Witness: Sean Corr, Commandant IRA, Tyrone, 1921

 

Treacy, boatman on the Shannon [Co. Roscommon?]

It was due only to the great strength of Treacy the boatmen combined with his river craft that we reached the opposite bank. The boat sank beneath the water as we jumped shore. On one occasion previous to this Treacy with others was engaged in a more unpleasant and gruesome excursion in the Shannon. The mission was not of their choosing but because it was the "Irish hirelings" (a spy) wish - who had got to take the extreme penalty - to be drowned in preference to meeting a soldier's death by shooting. As the spy slid over the edge of the boat in midstream Treacy, as if speaking to himself, said: "I will never die content until the Shannon is full of you".

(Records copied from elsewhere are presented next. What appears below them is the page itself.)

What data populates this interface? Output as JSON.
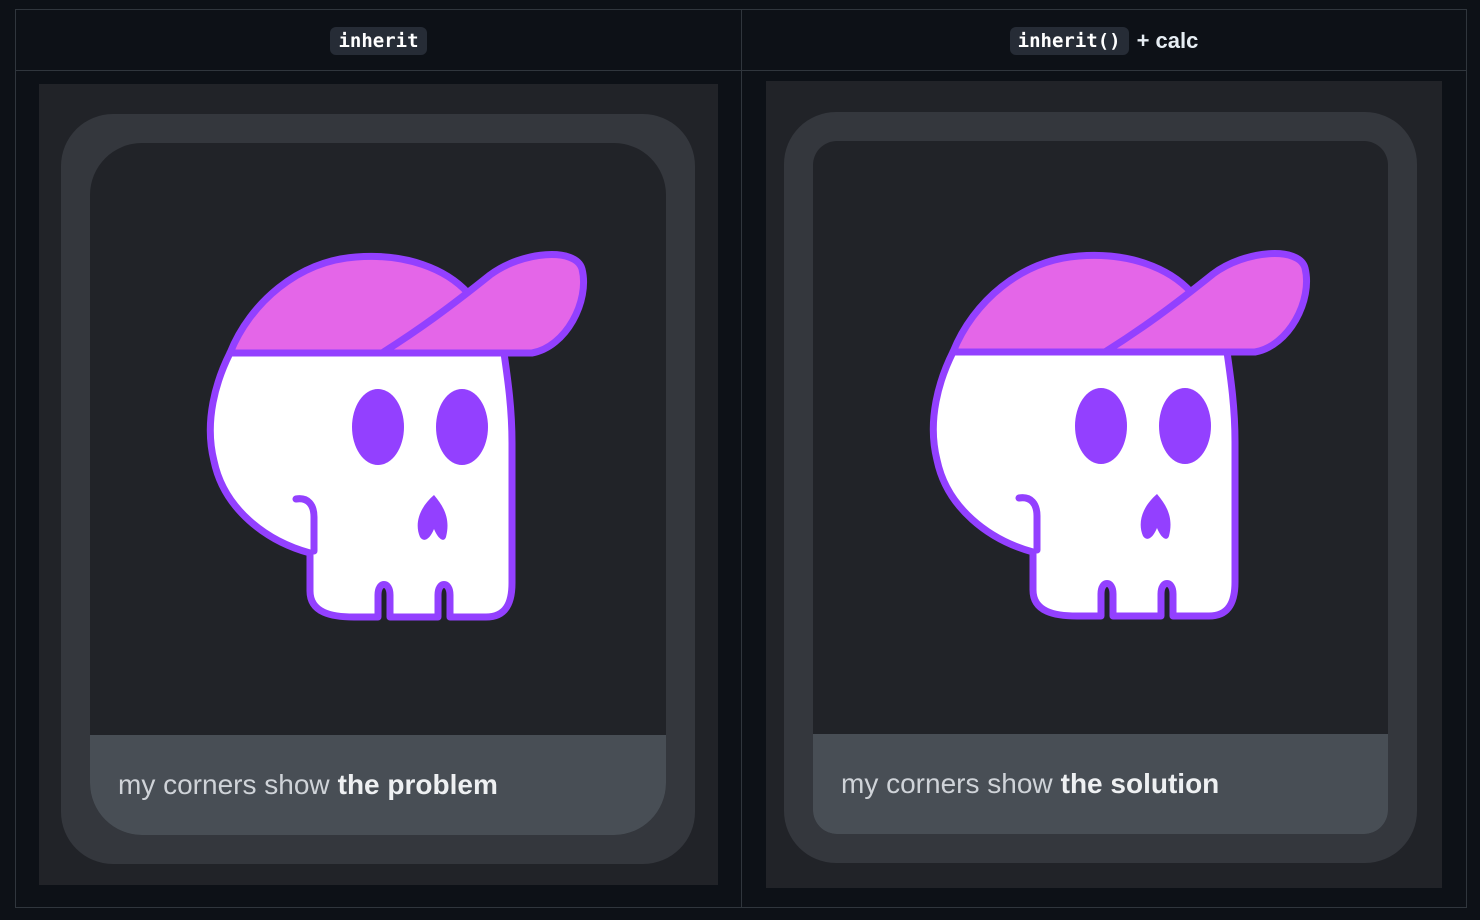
{
  "columns": [
    {
      "code": "inherit",
      "suffix": ""
    },
    {
      "code": "inherit()",
      "suffix": "+ calc"
    }
  ],
  "cards": [
    {
      "caption_prefix": "my corners show",
      "caption_bold": "the problem"
    },
    {
      "caption_prefix": "my corners show",
      "caption_bold": "the solution"
    }
  ],
  "colors": {
    "page_bg": "#0d1117",
    "stage_bg": "#212328",
    "outer_card": "#34373d",
    "caption_bar": "#484e55",
    "skull_outline": "#9340ff",
    "cap_fill": "#e466e8",
    "skull_fill": "#ffffff"
  },
  "icons": [
    "skull-with-cap-illustration"
  ]
}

Witness: Patrick Mullooly, Senior Officer IRA, Roscommon, 1921

 

Treacy, Captain, at Limerick

Sep 4, 1922 (FJ) Limerick, Sunday

...Kilworth Camp, Co. Cork...Captain Quinn who had been ambushed the previous day in Corbally, was in charge of the party which included Capt. Treacy...They left Limerick on patrol duty...Captain Treacy [captured 6 irregulars]...

 

Treacy, Castlegregory, Co. Kerry

Jul 30, 1921 (FJ) Prisoners Released

...Kerry prisoners were released unconditionally from Ballykinlar Camp on Tuesday morning:...- Treacy...Castlegregory...

 

Tracey [or Lacey], Barrack Street, Wexford Town

Once I went to a wake with other lads from our street to Barrack Street. A young man Tracey [presumed to be Lacey], who had taken the Republican side, was shot in an ambush between the Free State Army and the Republicans at Kyle Cross, on the Enniscorthy-Wexford road, during the Civil War. Barrack Street runs at right-angles to Parnell Street at the west end of the street.

James G. Delaney. Wexford Memories. The Past: The Organ of the Uí Cinsealaigh Historical Society, No. 20 (1997), pp. 53-79

 

 

Online Refs:

 

Bureau of Military History http://www.bureauofmilitaryhistory.ie/index.html

 

Sinn Fein Rebellion handbook, Easter, 1916. http://openlibrary.org/books/OL24161961M/Sinn_Fein_Rebellion_handbook_Easter_1916.

 

They Put The Flag a’Flyin by Kathleen Hegarty Thorne. Online Index http://www.generationpublishing.com/book_index.pdf

Treacy, Frank (Cloonfree Coy.) 40, 445

Treacy, James (Mountbellew, Ballinasloe) 458

Treacy, John Joseph (Ballinturly, Fuerty) 445

Treacy, Joseph (Dunmore Coy., Co. Galway) 454

Treacy, Michael (North Longford Flying Column) 462

Treacy, Nora (Ballinturly, Fuerty) 445

Treacy, Pat (Ballinturly, Fuerty) 445

Treacy, Patrick (Glenamaddy Coy.) 445, 453, 454

Treacy, Patrick (Kilteevan Coy.) 207, 445

Treacy, Sean (Tipperary) 24, 109

Treacy, Thomas (Cootehall) 141, 165, 194, 445

 

After The 1916 Rising Those Arrested Were Dispersed To Various Jails Thoughout Ireland, England, Scotland And Wales.

308 To Knutsford On 3rd May...Tracy, John...

375 To Wakefield On 6th May, Ballsbridge Party...Treacy, James...

100 To Wakefield On 2nd June...Tracey, T...Tracey, M...

Dublin, Tracey, John, Rathmines Tce

Kilkenny, Treacy Thomas, Kilkenny City;

Galway, Treacy Mick;

The Following Were Detained At Richmond Barracks On 20th May 1916:

Tracey, I [T?]; Treacy, Michael.

South Dublin Union...Tracey Sean...

http://www.rollofhonourirl.com/prison-records.php

 

 

 

 

Last update: 03 October 2014